Last night I had the pleasure of hearing Peter Leithart give an informal lecture related to his latest book, Gratitude: An Intellectual History. During his overview of Shakespeare’s play, Coriolanus (which is referenced in the book), Dr. Leithart made the point that ingratitude creates isolation. This struck me as especially profound given that Adam’s fall in the garden can rightfully be traced to his ingratitude, which immediately resulted in isolation. Isolation from God. Isolation from Eve. Isolation from the creation that he was called to rule over and serve. Granted, the isolation was not absolute, but the isolating barrier of sin significantly complicated his relationships and calling. Ingratitude resulted in isolation for Adam, and it results in isolation for you and me today. How much of our sin is fundamentally a result of ingratitude?

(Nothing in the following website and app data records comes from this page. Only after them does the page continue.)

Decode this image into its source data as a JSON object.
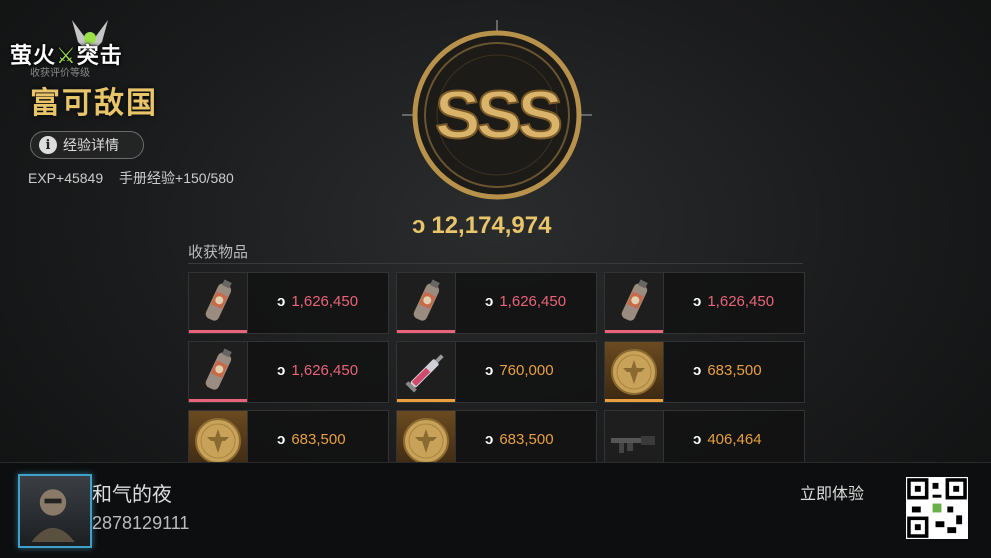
{
  "logo": {
    "part1": "萤火",
    "part2": "突击"
  },
  "header": {
    "small_label": "收获评价等级",
    "rank_title": "富可敌国",
    "exp_button_label": "经验详情",
    "exp_value": "EXP+45849",
    "manual_exp": "手册经验+150/580"
  },
  "rating": {
    "grade": "SSS",
    "total": "12,174,974"
  },
  "loot": {
    "title": "收获物品",
    "items": [
      {
        "icon": "spray-can-icon",
        "price": "1,626,450",
        "color": "#e8647a",
        "bar": "#e8647a",
        "gold": false
      },
      {
        "icon": "spray-can-icon",
        "price": "1,626,450",
        "color": "#e8647a",
        "bar": "#e8647a",
        "gold": false
      },
      {
        "icon": "spray-can-icon",
        "price": "1,626,450",
        "color": "#e8647a",
        "bar": "#e8647a",
        "gold": false
      },
      {
        "icon": "spray-can-icon",
        "price": "1,626,450",
        "color": "#e8647a",
        "bar": "#e8647a",
        "gold": false
      },
      {
        "icon": "syringe-icon",
        "price": "760,000",
        "color": "#e8a040",
        "bar": "#e8a040",
        "gold": false
      },
      {
        "icon": "gold-coin-icon",
        "price": "683,500",
        "color": "#e8a040",
        "bar": "#e8a040",
        "gold": true
      },
      {
        "icon": "gold-coin-icon",
        "price": "683,500",
        "color": "#e8a040",
        "bar": "#e8a040",
        "gold": true
      },
      {
        "icon": "gold-coin-icon",
        "price": "683,500",
        "color": "#e8a040",
        "bar": "#e8a040",
        "gold": true
      },
      {
        "icon": "rifle-icon",
        "price": "406,464",
        "color": "#e8a040",
        "bar": "#e8a040",
        "gold": false
      }
    ]
  },
  "footer": {
    "username": "和气的夜",
    "user_id": "2878129111",
    "cta": "立即体验"
  }
}
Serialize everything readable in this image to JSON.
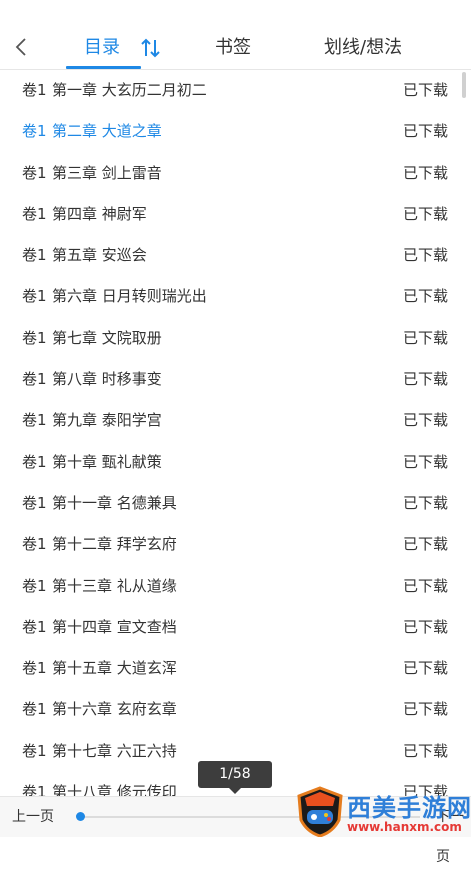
{
  "header": {
    "tabs": [
      "目录",
      "书签",
      "划线/想法"
    ],
    "active_color": "#1e88e5"
  },
  "chapters": [
    {
      "vol": "卷1",
      "title": "第一章 大玄历二月初二",
      "status": "已下载"
    },
    {
      "vol": "卷1",
      "title": "第二章 大道之章",
      "status": "已下载"
    },
    {
      "vol": "卷1",
      "title": "第三章 剑上雷音",
      "status": "已下载"
    },
    {
      "vol": "卷1",
      "title": "第四章 神尉军",
      "status": "已下载"
    },
    {
      "vol": "卷1",
      "title": "第五章 安巡会",
      "status": "已下载"
    },
    {
      "vol": "卷1",
      "title": "第六章 日月转则瑞光出",
      "status": "已下载"
    },
    {
      "vol": "卷1",
      "title": "第七章 文院取册",
      "status": "已下载"
    },
    {
      "vol": "卷1",
      "title": "第八章 时移事变",
      "status": "已下载"
    },
    {
      "vol": "卷1",
      "title": "第九章 泰阳学宫",
      "status": "已下载"
    },
    {
      "vol": "卷1",
      "title": "第十章 甄礼献策",
      "status": "已下载"
    },
    {
      "vol": "卷1",
      "title": "第十一章 名德兼具",
      "status": "已下载"
    },
    {
      "vol": "卷1",
      "title": "第十二章 拜学玄府",
      "status": "已下载"
    },
    {
      "vol": "卷1",
      "title": "第十三章 礼从道缘",
      "status": "已下载"
    },
    {
      "vol": "卷1",
      "title": "第十四章 宣文查档",
      "status": "已下载"
    },
    {
      "vol": "卷1",
      "title": "第十五章 大道玄浑",
      "status": "已下载"
    },
    {
      "vol": "卷1",
      "title": "第十六章 玄府玄章",
      "status": "已下载"
    },
    {
      "vol": "卷1",
      "title": "第十七章 六正六持",
      "status": "已下载"
    },
    {
      "vol": "卷1",
      "title": "第十八章 修元传印",
      "status": "已下载"
    }
  ],
  "current_index": 1,
  "pager": {
    "prev_label": "上一页",
    "next_label": "下一页",
    "page_indicator": "1/58",
    "progress": 0.0
  },
  "watermark": {
    "text": "西美手游网",
    "url": "www.hanxm.com"
  }
}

The Scriptures are replete with admonitions to thanksgiving. Heavy doses are given in the Psalms and Epistles. Paul exhorts the Ephesians to be giving thanks always and for everything to God the Father in the name of our Lord Jesus Christ (5:20). This is not Paul calling believers to an unrealistic spirituality, but to the essence of spirituality. Thanksgiving is the most basic particle of the spiritual air that we are to breathe, and as it fills our lungs and readily falls from our mouths, it will keep us from a host of sins. If you find yourself in a constant state of frustration and irritability with your spouse and children, and you just want to be “alone” (read: “isolated”), then there is a good chance that you need to give thanks to the Lord for the spouse and children He has given you. What event or circumstance (for which you should be thankful, according to Paul) would you blame for your anger? When your child is ungrateful, or refuses to say “Thank you” to their sibling that has just done them a kindness, he or she is isolating themselves. Ingratitude creates isolation. Gratitude creates true fellowship and community. Take some time to examine your sins, and trace them to their core. You will likely find ingratitude at the root.
I am thoroughly enjoying Meg Meeker’s Strong Father, Strong Daughters. It is insightful, challenging, and encouraging, and I highly recommend it to fathers of daughters, regardless of their age. So, if you’re a new dad of a daughter, read this book. If you have years of experience fathering a daughter, you will still find this to be an edifying read.
I have been tweeting a few quotes over the past weeks as I have made my way through this book, but here is one that exceeds 140 characters, but is well worth sharing. In the chapter “Be the Man You Want Her to Marry,” Dr. Meeker makes this point:
You want your daughter to live freely, without fear. So show her how. Be the man you want her to marry, because chances are excellent that when she is mature, she will look for you (albeit subconsciously) in another another man. If you haven’t a clue what a good father looks like, look around and find someone who is doing it well. Then watch him, learn from him, mimic him. As you practice, you will change your daughter’s life. She will absorb who you are. And one day, she will turn around and reward you with a son-in-law you can respect.